Dewayne Garner Jr.
Dewayne Garner Jr.

Graduating student Dewayne Garner Jr spoke to his classmates about his own journey from Cicero-North Syracuse High School to Onondaga. He admitted coming to OCC wasn’t his first choice but it wound up being his best. “I was an average student with an extraordinary dream of becoming a biomedical engineer. As time went by I saw that attending OCC was the best decision I have ever made. It has prepared me to achieve success.” Garner is a Mathematics and Science major who plans to transfer to a four-year institution, major in biomedical engineering, then advance to a Ph.D. program.

Members of OCC's first class of graduating students in the Nuclear Energy Technology major.
Members of OCC’s first class of graduating students in the Nuclear Energy Technology major.

The Class of 2015 included the College’s first-ever group of graduates in the Nuclear Technology major. The program was started in the fall 2013 semester in response to a workforce demand. Of the 13 graduating students, 11 have secured employment at local nuclear plants. The two other students are considering job offers and higher education opportunities. OCC is one of only 36 colleges in the nation to offer this degree program.

Gladys Thomas 014
Gladys Thomas

Other unique stories included Gladys Thomas, a 74-year-old cancer survivor who earned a degree in Professional Communication. “Miss Gladys,” as she is affectionately known, does volunteer work with women in her church and raises three adolescent grandchildren.

Shannon Houghton
Shannon Houghton

One of the youngest graduates was Shannon Houghton.
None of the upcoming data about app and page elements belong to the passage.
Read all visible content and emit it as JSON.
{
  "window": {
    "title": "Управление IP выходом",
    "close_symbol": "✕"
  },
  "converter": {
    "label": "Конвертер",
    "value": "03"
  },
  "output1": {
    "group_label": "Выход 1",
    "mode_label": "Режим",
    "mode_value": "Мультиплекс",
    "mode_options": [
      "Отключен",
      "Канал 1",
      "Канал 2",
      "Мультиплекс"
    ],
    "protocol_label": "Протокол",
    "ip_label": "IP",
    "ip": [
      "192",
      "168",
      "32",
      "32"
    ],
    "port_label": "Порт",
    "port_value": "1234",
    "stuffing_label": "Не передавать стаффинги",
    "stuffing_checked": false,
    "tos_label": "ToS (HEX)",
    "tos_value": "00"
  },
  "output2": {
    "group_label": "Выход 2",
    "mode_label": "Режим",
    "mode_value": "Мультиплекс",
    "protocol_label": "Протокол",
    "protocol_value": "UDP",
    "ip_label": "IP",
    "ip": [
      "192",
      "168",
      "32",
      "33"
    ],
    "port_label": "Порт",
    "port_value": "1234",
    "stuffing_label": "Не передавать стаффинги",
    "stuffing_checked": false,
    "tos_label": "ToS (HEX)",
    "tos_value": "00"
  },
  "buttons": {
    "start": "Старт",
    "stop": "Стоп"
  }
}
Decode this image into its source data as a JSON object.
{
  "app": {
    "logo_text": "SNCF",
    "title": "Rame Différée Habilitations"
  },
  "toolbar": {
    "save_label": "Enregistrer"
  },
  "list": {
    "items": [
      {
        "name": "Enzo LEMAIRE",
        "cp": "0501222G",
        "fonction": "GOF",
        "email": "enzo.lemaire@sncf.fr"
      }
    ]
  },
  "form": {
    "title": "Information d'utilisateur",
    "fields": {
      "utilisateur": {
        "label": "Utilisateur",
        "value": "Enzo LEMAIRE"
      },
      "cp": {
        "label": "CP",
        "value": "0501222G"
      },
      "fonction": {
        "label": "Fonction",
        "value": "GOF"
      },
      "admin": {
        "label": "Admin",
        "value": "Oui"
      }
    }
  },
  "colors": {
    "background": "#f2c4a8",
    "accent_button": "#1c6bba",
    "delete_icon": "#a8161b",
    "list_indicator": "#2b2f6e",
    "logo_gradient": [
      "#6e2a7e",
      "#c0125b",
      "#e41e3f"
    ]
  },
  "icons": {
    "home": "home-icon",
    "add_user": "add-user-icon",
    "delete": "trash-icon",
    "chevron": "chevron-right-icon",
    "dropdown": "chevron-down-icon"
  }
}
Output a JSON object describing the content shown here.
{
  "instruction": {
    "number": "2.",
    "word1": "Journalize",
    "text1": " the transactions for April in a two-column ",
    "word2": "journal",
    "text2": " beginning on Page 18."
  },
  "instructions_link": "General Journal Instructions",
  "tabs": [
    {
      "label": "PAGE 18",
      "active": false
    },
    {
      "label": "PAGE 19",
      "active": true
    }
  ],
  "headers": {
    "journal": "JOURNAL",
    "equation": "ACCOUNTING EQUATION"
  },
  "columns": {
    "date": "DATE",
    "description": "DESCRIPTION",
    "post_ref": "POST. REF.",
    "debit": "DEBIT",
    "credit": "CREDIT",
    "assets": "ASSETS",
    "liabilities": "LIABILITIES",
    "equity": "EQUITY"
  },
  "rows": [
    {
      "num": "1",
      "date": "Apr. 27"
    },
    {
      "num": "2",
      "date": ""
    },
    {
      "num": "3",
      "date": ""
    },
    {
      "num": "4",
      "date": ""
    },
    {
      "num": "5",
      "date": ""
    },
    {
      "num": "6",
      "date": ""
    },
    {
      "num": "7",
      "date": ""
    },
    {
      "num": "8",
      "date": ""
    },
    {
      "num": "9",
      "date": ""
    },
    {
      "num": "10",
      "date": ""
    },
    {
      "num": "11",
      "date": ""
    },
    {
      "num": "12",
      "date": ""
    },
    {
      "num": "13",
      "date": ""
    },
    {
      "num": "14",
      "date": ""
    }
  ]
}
In June 2014 she earned her high school diploma from Cicero-North Syracuse. Less than one year later she graduated from OCC with a degree in Humanities and an Honors Minor. Houghton came to OCC with 36 college credits which were earned through a combination of AP Classes and OCC’s College Credit Now program. During her one year on campus Houghton was inducted into international honor society Phi Theta Kappa. In the fall she will attend Binghamton University and pursue a bachelor’s degree in psychology. Her goal is to earn a master’s and become a psychologist.

Karim Abdel-Razek and his father, Osama Abdel-Razek check out Karim's poster at commencement.
Karim Abdel-Razek and his father, Osama Abdel-Razek check out Karim’s poster at commencement.

A colorful display of large posters which highlighted stories of graduating students greeted commencement attendees. The posters were placed around the second floor of the SRC Arena.

Retiring faculty members Ken Bobis and Sue Lamanna were co-Grand Marshal’s for commencement. Bobis was a professor in Architectural Technology and Interior Design who started at OCC in 1979. Lamanna was a professor in the Nursing major who began teaching at the College in 1998.

Honorary degrees were given to Timothy C. Penix, Vice President of the SUNY Syracuse Educational Opportunity Center (EOC) administered by Morrisville State College, located in Syracuse, and Deborah Stanley, President of SUNY Oswego.

Celebrating History

In 1995 members of OCC’s campus community and the Onondaga Nation came together for a ceremony at which the Haudenosaunee flag was permanently raised on campus. Twenty years later the parties came together once again to celebrate the anniversary of the event.

OCC President Dr. Casey Crabill (left) and Onondaga Nation Faithkeeper Oren Lyons (right) celebrate the 20 year anniversary of the Haudenosaunee flag flying on the OCC campus.
OCC President Dr. Casey Crabill (left) and Onondaga Nation Faithkeeper Oren Lyons (right) celebrate the 20 year anniversary of the Haudenosaunee flag flying on the OCC campus.

Lunch was served in the Bistro followed by a brief ceremony on the east side of campus. Participants included OCC President Dr. Casey Crabill and Onondaga Nation Faithkeeper Oren Lyons.

The purple and white Haudenosaunee flag is patterned after the Hiawatha Wampum belt. It represents the original Five Nations joining together to form the Great League of Peace. The Onondaga Nation is in the center and is joined by the Cayuga, Mohawk, Oneida and Seneca nations.